Output all of the records word for word and drop the images.

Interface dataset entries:
* * * * * * *

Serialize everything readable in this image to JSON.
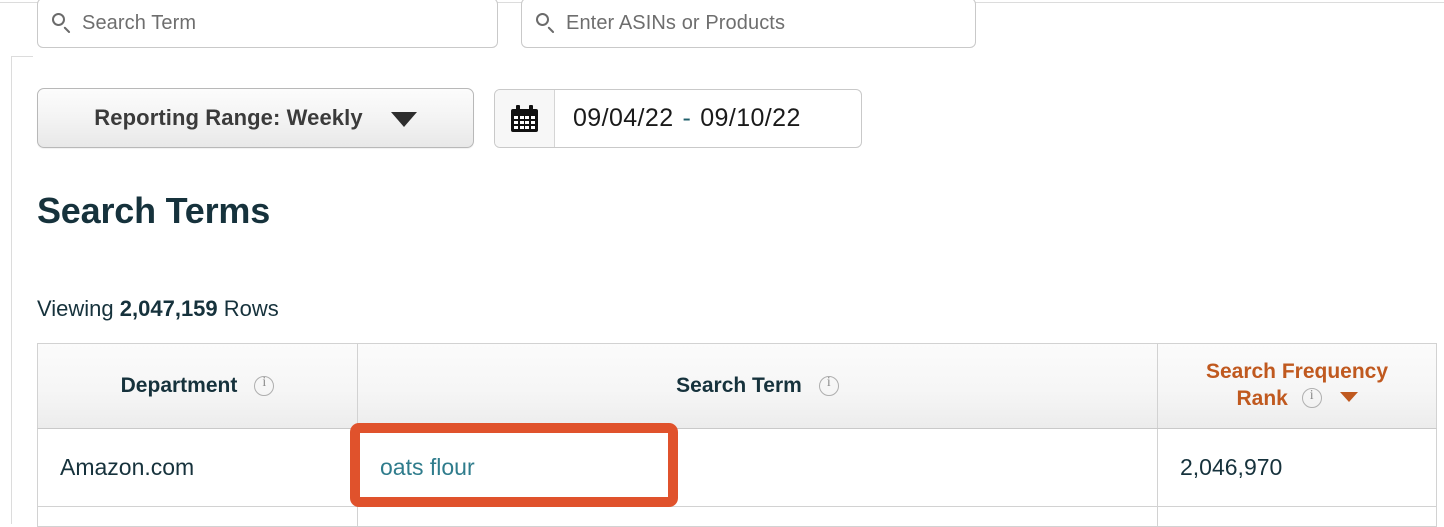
{
  "filters": {
    "search_term_input": {
      "icon": "search-icon",
      "placeholder": "Search Term",
      "value": ""
    },
    "asin_input": {
      "icon": "search-icon",
      "placeholder": "Enter ASINs or Products",
      "value": ""
    },
    "reporting_range": {
      "label": "Reporting Range: Weekly",
      "caret_icon": "chevron-down-icon"
    },
    "date_range": {
      "icon": "calendar-icon",
      "start": "09/04/22",
      "separator": "-",
      "end": "09/10/22"
    }
  },
  "page": {
    "title": "Search Terms",
    "viewing_prefix": "Viewing",
    "viewing_count": "2,047,159",
    "viewing_suffix": "Rows"
  },
  "table": {
    "columns": [
      {
        "label": "Department",
        "info_icon": "info-icon"
      },
      {
        "label": "Search Term",
        "info_icon": "info-icon"
      },
      {
        "label_line1": "Search Frequency",
        "label_line2": "Rank",
        "info_icon": "info-icon",
        "sort_icon": "sort-descending-caret-icon"
      }
    ],
    "rows": [
      {
        "department": "Amazon.com",
        "search_term": "oats flour",
        "search_frequency_rank": "2,046,970"
      }
    ]
  },
  "annotation": {
    "type": "highlight-rectangle",
    "color": "#e0522c",
    "targets": "search-term-link"
  },
  "colors": {
    "heading": "#16323c",
    "link": "#2f7c8c",
    "accent_orange": "#c0591f",
    "annotation": "#e0522c",
    "placeholder": "#6e6e6e"
  }
}
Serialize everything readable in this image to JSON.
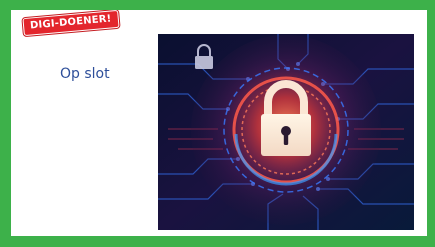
{
  "badge": {
    "label": "DIGI-DOENER!"
  },
  "title": "Op slot",
  "colors": {
    "frame_green": "#3db14a",
    "badge_red": "#e3262d",
    "title_blue": "#2e4f9a"
  },
  "image": {
    "icons": [
      "padlock-icon",
      "small-padlock-icon"
    ]
  }
}
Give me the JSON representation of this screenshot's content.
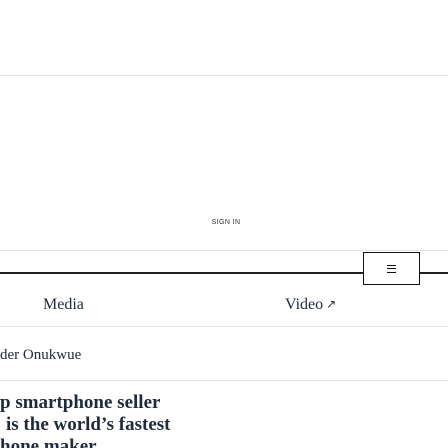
{
  "header": {
    "sign_in_label": "SIGN IN"
  },
  "nav": {
    "menu_icon": "hamburger-menu-icon",
    "links": [
      {
        "label": "Media",
        "external": false
      },
      {
        "label": "Video",
        "external": true,
        "external_icon": "external-link-arrow-icon",
        "external_glyph": "↗"
      }
    ]
  },
  "article": {
    "author": "der Onukwue",
    "headline_lines": [
      "p smartphone seller",
      "is the world’s fastest",
      "hone maker"
    ]
  }
}
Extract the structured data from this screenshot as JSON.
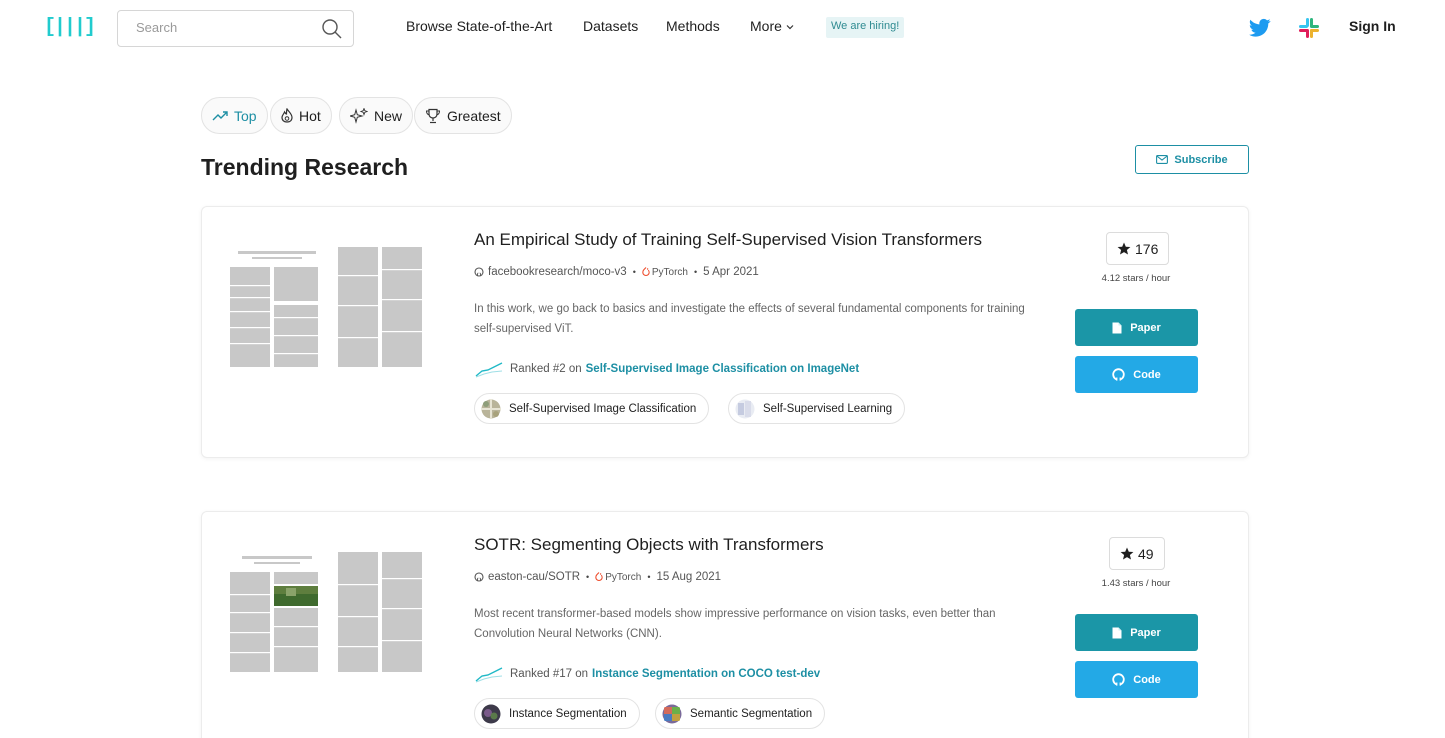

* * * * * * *

> _Answer box_
Serialize everything readable in this image to JSON.
{
  "filters": {
    "search_term_input": {
      "icon": "search-icon",
      "placeholder": "Search Term",
      "value": ""
    },
    "asin_input": {
      "icon": "search-icon",
      "placeholder": "Enter ASINs or Products",
      "value": ""
    },
    "reporting_range": {
      "label": "Reporting Range: Weekly",
      "caret_icon": "chevron-down-icon"
    },
    "date_range": {
      "icon": "calendar-icon",
      "start": "09/04/22",
      "separator": "-",
      "end": "09/10/22"
    }
  },
  "page": {
    "title": "Search Terms",
    "viewing_prefix": "Viewing",
    "viewing_count": "2,047,159",
    "viewing_suffix": "Rows"
  },
  "table": {
    "columns": [
      {
        "label": "Department",
        "info_icon": "info-icon"
      },
      {
        "label": "Search Term",
        "info_icon": "info-icon"
      },
      {
        "label_line1": "Search Frequency",
        "label_line2": "Rank",
        "info_icon": "info-icon",
        "sort_icon": "sort-descending-caret-icon"
      }
    ],
    "rows": [
      {
        "department": "Amazon.com",
        "search_term": "oats flour",
        "search_frequency_rank": "2,046,970"
      }
    ]
  },
  "annotation": {
    "type": "highlight-rectangle",
    "color": "#e0522c",
    "targets": "search-term-link"
  },
  "colors": {
    "heading": "#16323c",
    "link": "#2f7c8c",
    "accent_orange": "#c0591f",
    "annotation": "#e0522c",
    "placeholder": "#6e6e6e"
  }
}
Serialize everything readable in this image to JSON.
{
  "badge": {
    "label": "DIGI-DOENER!"
  },
  "title": "Op slot",
  "colors": {
    "frame_green": "#3db14a",
    "badge_red": "#e3262d",
    "title_blue": "#2e4f9a"
  },
  "image": {
    "icons": [
      "padlock-icon",
      "small-padlock-icon"
    ]
  }
}
Give me the JSON representation of this screenshot's content.
{
  "header": {
    "sign_in_label": "SIGN IN"
  },
  "nav": {
    "menu_icon": "hamburger-menu-icon",
    "links": [
      {
        "label": "Media",
        "external": false
      },
      {
        "label": "Video",
        "external": true,
        "external_icon": "external-link-arrow-icon",
        "external_glyph": "↗"
      }
    ]
  },
  "article": {
    "author": "der Onukwue",
    "headline_lines": [
      "p smartphone seller",
      "is the world’s fastest",
      "hone maker"
    ]
  }
}
Extract the structured data from this screenshot as JSON.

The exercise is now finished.